Harmful Medication Blunders

Ways to keep your fur babies safe from accidental ingestions of medications within the home.

Our four-legged family members are curious and mischievous by nature. Unfortunately, medications become the subject of this curiosity when left within reach. Veterinarians often treat pets that have accidentally ingested medications within the home. To keep your pets healthy and prevent emergency trips to the veterinarian, you can practice medication safety in your home.


The best container to keep medication in is the container it was supplied in. These containers are labeled and can tell you who the medication was prescribed for along with the strength, dosage, form, and quantity of medication in the bottle. This information is important to know if there is an accidental ingestion. Even if you have limited information on what was ingested by your pet, the information on the container can help your veterinarian with determining the severity of the ingestion, and assist with any treatment your pet may need.
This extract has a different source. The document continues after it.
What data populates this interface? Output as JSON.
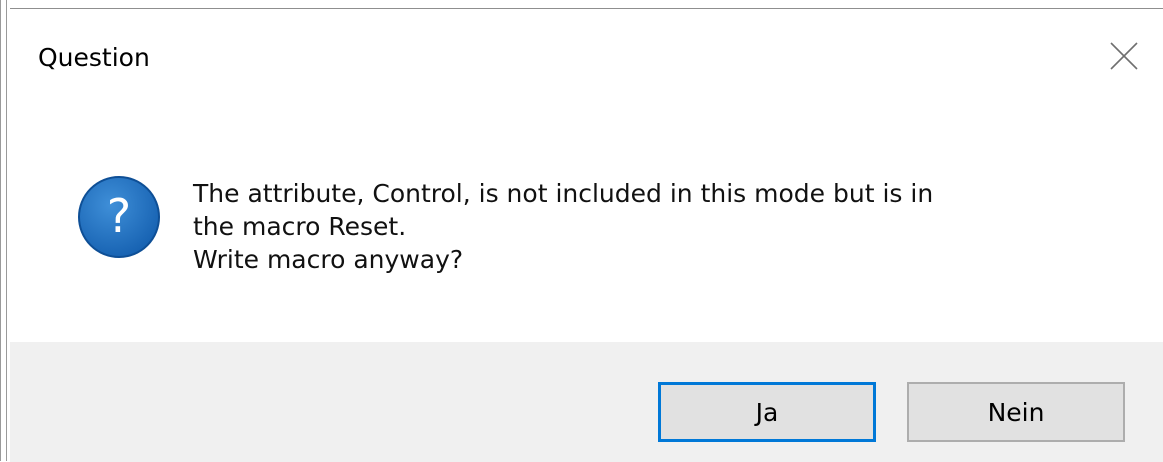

To help prevent medication mix-ups, designate separate storage locations for each human and animal medication. By keeping medication in different areas, you can avoid giving veterinary medication to the wrong pet in the house and avoid giving human medication to your pet. There are many over-the-counter and prescription human medications that can be harmful or even lethal to pets. Make sure to double check the label on medications when taking a dose or giving a dose to avoid accidental ingestions.


Pets have a natural sense of curiosity, and while you may think your medication is out of reach, your pet can prove you wrong. Dogs will counter surf, cats will find ways to open cabinets, birds will fly, and ferrets will climb. Pet proofing your home can help curb this curiosity and keep your pet safe.

In the eyes of a pet, a pill bottle can make a great chew toy, a bottle of eye drops is a fun object to bat around, the trash can is seen as a treasure chest, and a cabinet door is nothing more than a challenge to access the inside. You can use trash cans with locking lids, childproof locks on cabinets and drawers, and pet proof containers to keep even the nosiest pet out of your medications.

When you travel with medications, make sure all luggage is closed and stored away from your pet. Keep medications in individual containers with clear labels noting the amount of medication in the container, the name of the medication, and the strength of the medication. It may be tempting to put all of your medications into a plastic bag, but it only makes it easier for your pet to access several potential toxins in varying amounts.


Please ensure you follow recommendations for proper disposal of medications that are expired, unused, or unwanted. You can find resources on how to safely dispose of medications using the FDA’s website. This website also provides information for locating “take back” programs at your local veterinary clinic or pharmacy.


Written by:

Written by Kaylee Endres, PPH DVM student extern, Iowa State University, Class of 2023

Lizzy Olmsted, CVT, Veterinary Information Specialist, Pet Poison Helpline®